Kremlin denies it is readying invasion plans, tries to calm down Western fears
8 September, 2017
Russia is to hold in the coming days major war exercises that have already stirred unease in many countries in Europe, news wires reported. The Zapad-2017 war games will start on 14 September and will continue until 20 September. They will be held in Belarus, western Russia and Russia's exclave of Kaliningrad, bordering NATO member states Poland, Latvia and Lithuania, as well as Ukraine.
It is namely the drills' location that have led to fears that the Kremlin is preparing for an invasion. In the past, Russia has used such exercises as a precursor or as a cover to project force in other countries such as Georgia and Ukraine, according to experts. Lieutenant General Ben Hodges, the US Army's top general in Europe, said last month that US allies in Eastern Europe and Ukraine were worried the exercises could be a “Trojan horse” aimed at leaving behind military equipment brought into Belarus.
NATO Secretary General Jens Stoltenberg, who has warned that “substantially more” troops may take part than will be officially divulged, said last week the alliance would be watching closely. Amid several eastern European states' claims that the drills pose a threat to their security even before the war games have even started, NATO decided to send its experts to observe the exercise, Stoltenberg pointed out. The decision comes following invitations from Russia and Belarus. Meanwhile, Ukraine announced it has strengthened control over borders at all sectors due to the Zapad-2017 exercises.
On its part, Moscow tried to calm fears, pointing out that the drill would be purely defensive and would simulate repelling an attack by extremist groups. Last week, Russian Deputy Defence Minister Alexander Fomin told Western military attaches in Moscow the West had nothing to fear. “Some people are even going as far as to say that the Zapad-2017 exercises will be used as a springboard to invade and occupy Lithuania, Poland or Ukraine,” he pointed out. “Not a single one of these paradoxical versions has anything to do with reality.” Fomin went even further by calling suggestions that Russia posed a threat to anyone “myths”. Adding that the drills were routine and conducted with ally Belarus every two years.
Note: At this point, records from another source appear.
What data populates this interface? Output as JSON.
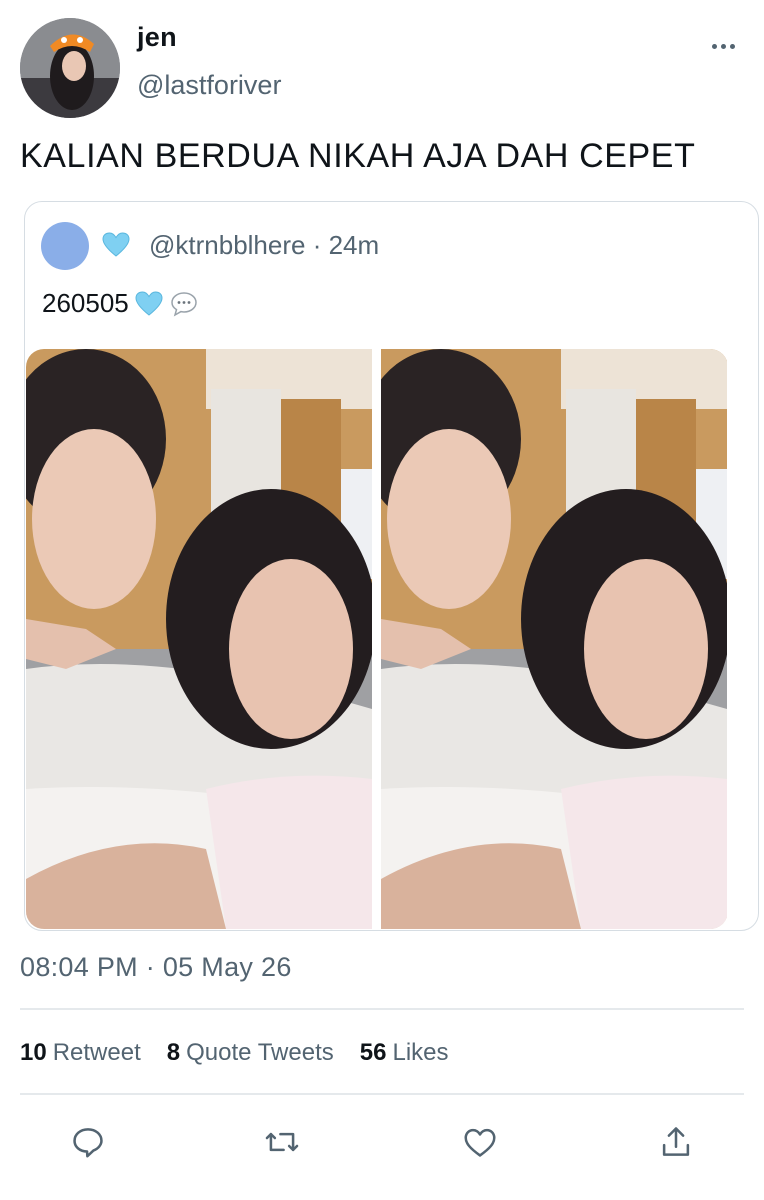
{
  "author": {
    "display_name": "jen",
    "handle": "@lastforiver"
  },
  "tweet": {
    "text": "KALIAN BERDUA NIKAH AJA DAH CEPET",
    "timestamp": "08:04 PM · 05 May 26"
  },
  "quoted_tweet": {
    "handle_time": "@ktrnbblhere · 24m",
    "text": "260505",
    "emoji": [
      "light-blue-heart",
      "speech-bubble"
    ]
  },
  "stats": {
    "retweets_count": "10",
    "retweets_label": "Retweet",
    "quotes_count": "8",
    "quotes_label": "Quote Tweets",
    "likes_count": "56",
    "likes_label": "Likes"
  },
  "actions": [
    "reply-icon",
    "retweet-icon",
    "like-icon",
    "share-icon"
  ],
  "colors": {
    "text_primary": "#0f1419",
    "text_secondary": "#536471",
    "border": "#d6dde3",
    "heart_emoji": "#7fd0f2",
    "quoted_avatar": "#8aaee8"
  }
}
Moscow says almost 13,000 Russian and Belarussian servicemen will take part, as well as around 70 planes and helicopters. Almost 700 pieces of military hardware will be deployed, including almost 250 tanks, 10 ships and various artillery and rocket systems. Russia said the scale of the exercise was in line with international rules. With less than 13,000 troops, international observation of the drills was not mandatory, it said.
Speaking in Minsk, Belarussian Deputy Defence Minister Oleg Belokonev said any troops and equipment brought into Belarus for the war games would be withdrawn afterwards. But Belarusians are worried Russian troops might stay. Mykola Statkevich, a prominent Belarusian opposition leader, was jailed for two weeks last Saturday for organising protests against the war games.